Ewha Womans University officially announced the abolishment of the credit cancellation system on April 1. However, the school will take interim measures during the fall semester of 2014 and discontinue the system completely in 2015.
The credit cancellation system was first implemented in the spring semester of 2005. It was used to help students find employment or receive scholarships and to aid students who had failed withdraw their courses. However, due to the request of the Ministry of Education (MOE) and the Korea Council for University Education (KCUE), examination into abolishing the credit cancellation system began. Through consideration by the University Council and a vote at a meeting on academic affairs, a decision was made to discontinue the system.
“In December 2013, the KCUE sent official documents to each university demanding improvement of the credit cancellation system, which in effect made the abolition of the system inevitable,” said Kang Hak-su, an official of the Registrar’s Office. “In addition, as all other universities are also joining in on the abolishment, maintaining the system on our own would give social impression that Ewha is managing an uninstructive grading system. This would result in a decrease of credibility in the school’s grades, ultimately further damaging students.”
Some students agree with the decision.
“I am actually quite in favor of abolishing the credit cancellation system,” Sim So-yeon (English Education, 1) said. “Of course the system makes students’ grades look better when they are seeking jobs. However, I think students would not study as hard due to the decrease in competitiveness. Also, it would make the concept of grades meaningless.”
Other students expressed a negative reaction toward the change.
“I do not think it is a good idea to abolish the system,” Lee Joo-bin (Clothing & Textiles, 3) said. “The abolishment of the credit cancellation system will force students to attend courses they do not like instead of allowing them to erase bad grades.”
As an interim measure, the school will make two periods available for students to cancel their credits before the system is completely abolished. Students who entered Ewha before 2013 may cancel up to six credits just once, either from Sept. 22 to 24, 2014, or from Feb. 23 to 25, 2015. Unlike the previous rules, during this period, students do not have to meet the conditions of needing to have completed at least six semesters and not being able to apply if they are taking the semester off.

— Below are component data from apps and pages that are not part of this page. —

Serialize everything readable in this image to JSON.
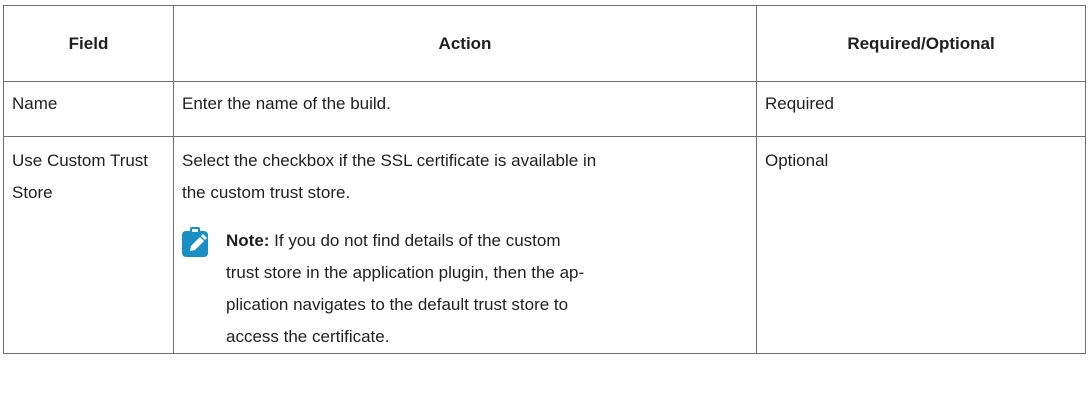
{
  "table": {
    "headers": {
      "field": "Field",
      "action": "Action",
      "required": "Required/Optional"
    },
    "rows": [
      {
        "field": "Name",
        "action": "Enter the name of the build.",
        "required": "Required"
      },
      {
        "field_line1": "Use Custom Trust",
        "field_line2": "Store",
        "action_line1": "Select the checkbox if the SSL certificate is available in",
        "action_line2": "the custom trust store.",
        "required": "Optional",
        "note": {
          "label": "Note:",
          "lines": [
            " If you do not find details of the custom",
            "trust store in the application plugin, then the ap-",
            "plication navigates to the default trust store to",
            "access the certificate."
          ]
        }
      }
    ]
  },
  "colors": {
    "note_icon": "#1a8fc4",
    "border": "#6e6e6e"
  },
  "icons": {
    "note": "pencil-note-icon"
  }
}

“The abolition of the credit cancellation system may be confusing for students,” Kang said. “However, in the long-run, it will motivate students to be more cautious when registering for courses and to attend classes with more responsibility and fidelity.”